- What the task requires
Search the listing for the word "value" and return each line that contains it.

- Records to use
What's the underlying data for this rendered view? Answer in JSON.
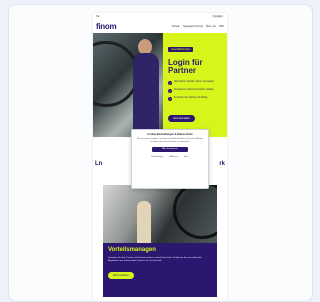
{
  "browser": {
    "topbar": {
      "locale": "DE",
      "contact_label": "Kontakt"
    },
    "logo": "finom",
    "nav": [
      "Vorteile",
      "Tagesgeld Umzug",
      "Über uns",
      "Hilfe"
    ]
  },
  "hero": {
    "badge": "Geschäftskunden",
    "title_line1": "Login für",
    "title_line2": "Partner",
    "bullets": [
      "Alle Partner-Vorteile nutzen und sparen",
      "Provisionen schnell und sicher erhalten",
      "Ihr Konto. Ihre Partner. Ihr Erfolg"
    ],
    "button_label": "Jetzt anmelden"
  },
  "section": {
    "heading_left": "Ln",
    "heading_right": "rk"
  },
  "feature": {
    "title": "Vorteilsmanagen",
    "text": "Verwalten Sie Ihre Partner und Vorteile einfach, schnell und sicher. Profitieren Sie von exklusiven Angeboten und umfassenden Services für Ihr Geschäft.",
    "button_label": "Mehr erfahren"
  },
  "cookie": {
    "title": "Cookie-Einstellungen & Datenschutz",
    "text": "Wir verwenden Cookies, um Ihnen das beste Erlebnis auf unserer Website zu bieten und unsere Dienste zu verbessern.",
    "accept_label": "Alle akzeptieren",
    "links": [
      "Einstellungen",
      "Ablehnen",
      "Mehr"
    ]
  },
  "colors": {
    "brand_purple": "#2b1670",
    "brand_lime": "#d8f51b"
  }
}
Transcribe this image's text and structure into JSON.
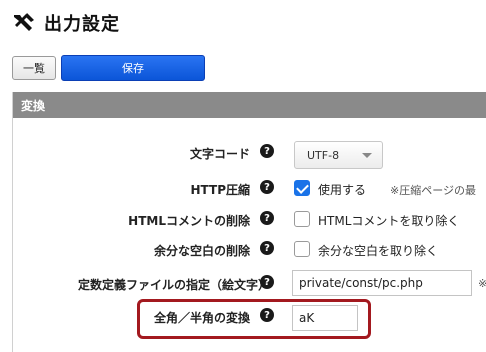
{
  "page": {
    "title": "出力設定",
    "icon": "tools-icon"
  },
  "toolbar": {
    "list_label": "一覧",
    "save_label": "保存"
  },
  "section": {
    "title": "変換"
  },
  "settings": {
    "charset": {
      "label": "文字コード",
      "value": "UTF-8"
    },
    "gzip": {
      "label": "HTTP圧縮",
      "checkbox_label": "使用する",
      "checked": true,
      "note": "※圧縮ページの最"
    },
    "html_comment": {
      "label": "HTMLコメントの削除",
      "checkbox_label": "HTMLコメントを取り除く",
      "checked": false
    },
    "whitespace": {
      "label": "余分な空白の削除",
      "checkbox_label": "余分な空白を取り除く",
      "checked": false
    },
    "const_file": {
      "label": "定数定義ファイルの指定（絵文字）",
      "value": "private/const/pc.php",
      "note": "※"
    },
    "kana_convert": {
      "label": "全角／半角の変換",
      "value": "aK"
    }
  },
  "help_symbol": "?",
  "colors": {
    "accent_blue": "#1a73e8",
    "highlight_red": "#a3191f",
    "section_header": "#8a8a8a"
  }
}
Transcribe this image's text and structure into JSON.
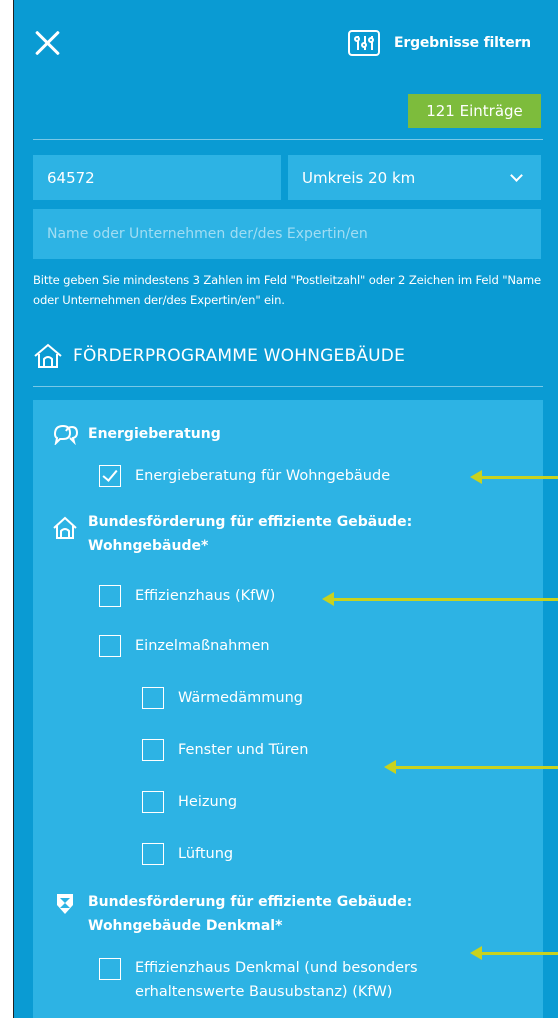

- Solved problem
      "value": "UTF-8"
      "value": "private/const/pc.php",
      "value": "aK"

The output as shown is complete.